## Task directions
Your response should be the listing below, repeated exactly and in full.
-- Supplied records follows --
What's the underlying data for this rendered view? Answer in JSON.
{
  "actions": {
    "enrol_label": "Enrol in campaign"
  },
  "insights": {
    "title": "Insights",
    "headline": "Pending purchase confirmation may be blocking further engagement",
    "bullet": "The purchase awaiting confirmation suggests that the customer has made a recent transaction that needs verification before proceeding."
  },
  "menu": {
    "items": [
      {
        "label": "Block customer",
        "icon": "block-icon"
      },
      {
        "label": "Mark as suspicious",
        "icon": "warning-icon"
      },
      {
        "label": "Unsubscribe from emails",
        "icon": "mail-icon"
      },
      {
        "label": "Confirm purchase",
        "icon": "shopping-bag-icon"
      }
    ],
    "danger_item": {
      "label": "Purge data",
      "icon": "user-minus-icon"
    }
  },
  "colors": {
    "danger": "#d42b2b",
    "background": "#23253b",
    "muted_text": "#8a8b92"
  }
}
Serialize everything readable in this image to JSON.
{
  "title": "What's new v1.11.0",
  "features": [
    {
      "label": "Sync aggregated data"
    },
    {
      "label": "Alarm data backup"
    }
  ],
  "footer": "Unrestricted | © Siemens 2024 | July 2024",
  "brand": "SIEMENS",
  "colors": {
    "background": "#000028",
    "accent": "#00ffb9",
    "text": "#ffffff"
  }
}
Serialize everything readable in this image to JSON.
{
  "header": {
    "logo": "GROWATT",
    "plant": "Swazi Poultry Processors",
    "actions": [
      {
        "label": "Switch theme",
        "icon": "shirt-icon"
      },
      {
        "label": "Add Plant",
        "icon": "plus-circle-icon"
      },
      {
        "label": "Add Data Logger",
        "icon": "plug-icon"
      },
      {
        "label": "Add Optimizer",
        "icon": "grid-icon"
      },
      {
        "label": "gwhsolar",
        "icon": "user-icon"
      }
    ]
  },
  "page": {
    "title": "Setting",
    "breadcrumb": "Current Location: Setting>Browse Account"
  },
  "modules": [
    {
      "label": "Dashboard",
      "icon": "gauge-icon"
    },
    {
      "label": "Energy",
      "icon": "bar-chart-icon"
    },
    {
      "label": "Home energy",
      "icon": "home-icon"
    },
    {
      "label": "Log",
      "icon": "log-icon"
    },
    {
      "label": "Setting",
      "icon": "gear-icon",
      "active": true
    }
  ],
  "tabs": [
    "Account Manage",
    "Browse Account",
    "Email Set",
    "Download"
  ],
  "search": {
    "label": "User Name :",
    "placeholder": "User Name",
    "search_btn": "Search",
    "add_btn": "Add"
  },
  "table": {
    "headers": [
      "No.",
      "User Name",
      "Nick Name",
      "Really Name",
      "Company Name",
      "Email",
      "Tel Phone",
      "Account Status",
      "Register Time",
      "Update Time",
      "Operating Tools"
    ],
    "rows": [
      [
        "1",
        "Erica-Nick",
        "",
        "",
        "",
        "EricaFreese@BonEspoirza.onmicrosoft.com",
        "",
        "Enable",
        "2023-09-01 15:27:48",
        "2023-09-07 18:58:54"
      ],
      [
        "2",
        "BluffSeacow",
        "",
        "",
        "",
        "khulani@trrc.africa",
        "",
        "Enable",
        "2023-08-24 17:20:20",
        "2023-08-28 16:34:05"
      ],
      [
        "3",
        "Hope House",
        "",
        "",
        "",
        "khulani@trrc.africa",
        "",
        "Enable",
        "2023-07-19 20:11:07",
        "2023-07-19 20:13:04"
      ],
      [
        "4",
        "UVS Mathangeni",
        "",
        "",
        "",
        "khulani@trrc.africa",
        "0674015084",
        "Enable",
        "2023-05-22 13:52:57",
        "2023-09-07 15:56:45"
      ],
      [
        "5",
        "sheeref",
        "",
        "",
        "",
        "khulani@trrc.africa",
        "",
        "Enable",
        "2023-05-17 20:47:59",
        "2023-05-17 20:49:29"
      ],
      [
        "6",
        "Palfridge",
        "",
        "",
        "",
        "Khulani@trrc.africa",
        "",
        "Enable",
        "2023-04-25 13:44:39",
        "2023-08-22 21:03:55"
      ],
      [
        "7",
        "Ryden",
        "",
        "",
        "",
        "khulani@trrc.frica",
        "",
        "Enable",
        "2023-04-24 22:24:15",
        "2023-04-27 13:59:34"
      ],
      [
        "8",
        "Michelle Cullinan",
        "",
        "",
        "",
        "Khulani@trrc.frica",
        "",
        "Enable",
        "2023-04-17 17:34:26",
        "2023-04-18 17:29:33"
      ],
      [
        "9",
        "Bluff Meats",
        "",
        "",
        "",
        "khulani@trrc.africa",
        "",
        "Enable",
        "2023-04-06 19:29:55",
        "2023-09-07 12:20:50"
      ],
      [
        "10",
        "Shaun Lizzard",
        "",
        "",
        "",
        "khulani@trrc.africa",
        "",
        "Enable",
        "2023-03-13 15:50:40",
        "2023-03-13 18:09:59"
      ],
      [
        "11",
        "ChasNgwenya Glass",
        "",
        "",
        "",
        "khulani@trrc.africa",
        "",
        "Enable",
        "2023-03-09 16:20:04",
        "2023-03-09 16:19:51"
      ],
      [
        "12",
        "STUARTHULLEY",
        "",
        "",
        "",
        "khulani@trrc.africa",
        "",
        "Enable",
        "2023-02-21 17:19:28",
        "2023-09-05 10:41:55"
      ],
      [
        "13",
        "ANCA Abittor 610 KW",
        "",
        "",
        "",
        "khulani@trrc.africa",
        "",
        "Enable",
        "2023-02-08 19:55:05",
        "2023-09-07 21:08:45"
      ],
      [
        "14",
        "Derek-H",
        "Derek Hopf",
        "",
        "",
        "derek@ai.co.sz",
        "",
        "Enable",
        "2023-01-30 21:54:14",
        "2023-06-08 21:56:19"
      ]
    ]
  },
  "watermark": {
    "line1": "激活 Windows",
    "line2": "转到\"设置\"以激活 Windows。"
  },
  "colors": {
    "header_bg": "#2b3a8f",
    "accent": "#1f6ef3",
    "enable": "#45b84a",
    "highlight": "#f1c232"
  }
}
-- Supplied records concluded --
## Solution
What's the underlying data for this rendered view? Answer in JSON.
{
  "actions": {
    "enrol_label": "Enrol in campaign"
  },
  "insights": {
    "title": "Insights",
    "headline": "Pending purchase confirmation may be blocking further engagement",
    "bullet": "The purchase awaiting confirmation suggests that the customer has made a recent transaction that needs verification before proceeding."
  },
  "menu": {
    "items": [
      {
        "label": "Block customer",
        "icon": "block-icon"
      },
      {
        "label": "Mark as suspicious",
        "icon": "warning-icon"
      },
      {
        "label": "Unsubscribe from emails",
        "icon": "mail-icon"
      },
      {
        "label": "Confirm purchase",
        "icon": "shopping-bag-icon"
      }
    ],
    "danger_item": {
      "label": "Purge data",
      "icon": "user-minus-icon"
    }
  },
  "colors": {
    "danger": "#d42b2b",
    "background": "#23253b",
    "muted_text": "#8a8b92"
  }
}
Serialize everything readable in this image to JSON.
{
  "title": "What's new v1.11.0",
  "features": [
    {
      "label": "Sync aggregated data"
    },
    {
      "label": "Alarm data backup"
    }
  ],
  "footer": "Unrestricted | © Siemens 2024 | July 2024",
  "brand": "SIEMENS",
  "colors": {
    "background": "#000028",
    "accent": "#00ffb9",
    "text": "#ffffff"
  }
}
Serialize everything readable in this image to JSON.
{
  "header": {
    "logo": "GROWATT",
    "plant": "Swazi Poultry Processors",
    "actions": [
      {
        "label": "Switch theme",
        "icon": "shirt-icon"
      },
      {
        "label": "Add Plant",
        "icon": "plus-circle-icon"
      },
      {
        "label": "Add Data Logger",
        "icon": "plug-icon"
      },
      {
        "label": "Add Optimizer",
        "icon": "grid-icon"
      },
      {
        "label": "gwhsolar",
        "icon": "user-icon"
      }
    ]
  },
  "page": {
    "title": "Setting",
    "breadcrumb": "Current Location: Setting>Browse Account"
  },
  "modules": [
    {
      "label": "Dashboard",
      "icon": "gauge-icon"
    },
    {
      "label": "Energy",
      "icon": "bar-chart-icon"
    },
    {
      "label": "Home energy",
      "icon": "home-icon"
    },
    {
      "label": "Log",
      "icon": "log-icon"
    },
    {
      "label": "Setting",
      "icon": "gear-icon",
      "active": true
    }
  ],
  "tabs": [
    "Account Manage",
    "Browse Account",
    "Email Set",
    "Download"
  ],
  "search": {
    "label": "User Name :",
    "placeholder": "User Name",
    "search_btn": "Search",
    "add_btn": "Add"
  },
  "table": {
    "headers": [
      "No.",
      "User Name",
      "Nick Name",
      "Really Name",
      "Company Name",
      "Email",
      "Tel Phone",
      "Account Status",
      "Register Time",
      "Update Time",
      "Operating Tools"
    ],
    "rows": [
      [
        "1",
        "Erica-Nick",
        "",
        "",
        "",
        "EricaFreese@BonEspoirza.onmicrosoft.com",
        "",
        "Enable",
        "2023-09-01 15:27:48",
        "2023-09-07 18:58:54"
      ],
      [
        "2",
        "BluffSeacow",
        "",
        "",
        "",
        "khulani@trrc.africa",
        "",
        "Enable",
        "2023-08-24 17:20:20",
        "2023-08-28 16:34:05"
      ],
      [
        "3",
        "Hope House",
        "",
        "",
        "",
        "khulani@trrc.africa",
        "",
        "Enable",
        "2023-07-19 20:11:07",
        "2023-07-19 20:13:04"
      ],
      [
        "4",
        "UVS Mathangeni",
        "",
        "",
        "",
        "khulani@trrc.africa",
        "0674015084",
        "Enable",
        "2023-05-22 13:52:57",
        "2023-09-07 15:56:45"
      ],
      [
        "5",
        "sheeref",
        "",
        "",
        "",
        "khulani@trrc.africa",
        "",
        "Enable",
        "2023-05-17 20:47:59",
        "2023-05-17 20:49:29"
      ],
      [
        "6",
        "Palfridge",
        "",
        "",
        "",
        "Khulani@trrc.africa",
        "",
        "Enable",
        "2023-04-25 13:44:39",
        "2023-08-22 21:03:55"
      ],
      [
        "7",
        "Ryden",
        "",
        "",
        "",
        "khulani@trrc.frica",
        "",
        "Enable",
        "2023-04-24 22:24:15",
        "2023-04-27 13:59:34"
      ],
      [
        "8",
        "Michelle Cullinan",
        "",
        "",
        "",
        "Khulani@trrc.frica",
        "",
        "Enable",
        "2023-04-17 17:34:26",
        "2023-04-18 17:29:33"
      ],
      [
        "9",
        "Bluff Meats",
        "",
        "",
        "",
        "khulani@trrc.africa",
        "",
        "Enable",
        "2023-04-06 19:29:55",
        "2023-09-07 12:20:50"
      ],
      [
        "10",
        "Shaun Lizzard",
        "",
        "",
        "",
        "khulani@trrc.africa",
        "",
        "Enable",
        "2023-03-13 15:50:40",
        "2023-03-13 18:09:59"
      ],
      [
        "11",
        "ChasNgwenya Glass",
        "",
        "",
        "",
        "khulani@trrc.africa",
        "",
        "Enable",
        "2023-03-09 16:20:04",
        "2023-03-09 16:19:51"
      ],
      [
        "12",
        "STUARTHULLEY",
        "",
        "",
        "",
        "khulani@trrc.africa",
        "",
        "Enable",
        "2023-02-21 17:19:28",
        "2023-09-05 10:41:55"
      ],
      [
        "13",
        "ANCA Abittor 610 KW",
        "",
        "",
        "",
        "khulani@trrc.africa",
        "",
        "Enable",
        "2023-02-08 19:55:05",
        "2023-09-07 21:08:45"
      ],
      [
        "14",
        "Derek-H",
        "Derek Hopf",
        "",
        "",
        "derek@ai.co.sz",
        "",
        "Enable",
        "2023-01-30 21:54:14",
        "2023-06-08 21:56:19"
      ]
    ]
  },
  "watermark": {
    "line1": "激活 Windows",
    "line2": "转到\"设置\"以激活 Windows。"
  },
  "colors": {
    "header_bg": "#2b3a8f",
    "accent": "#1f6ef3",
    "enable": "#45b84a",
    "highlight": "#f1c232"
  }
}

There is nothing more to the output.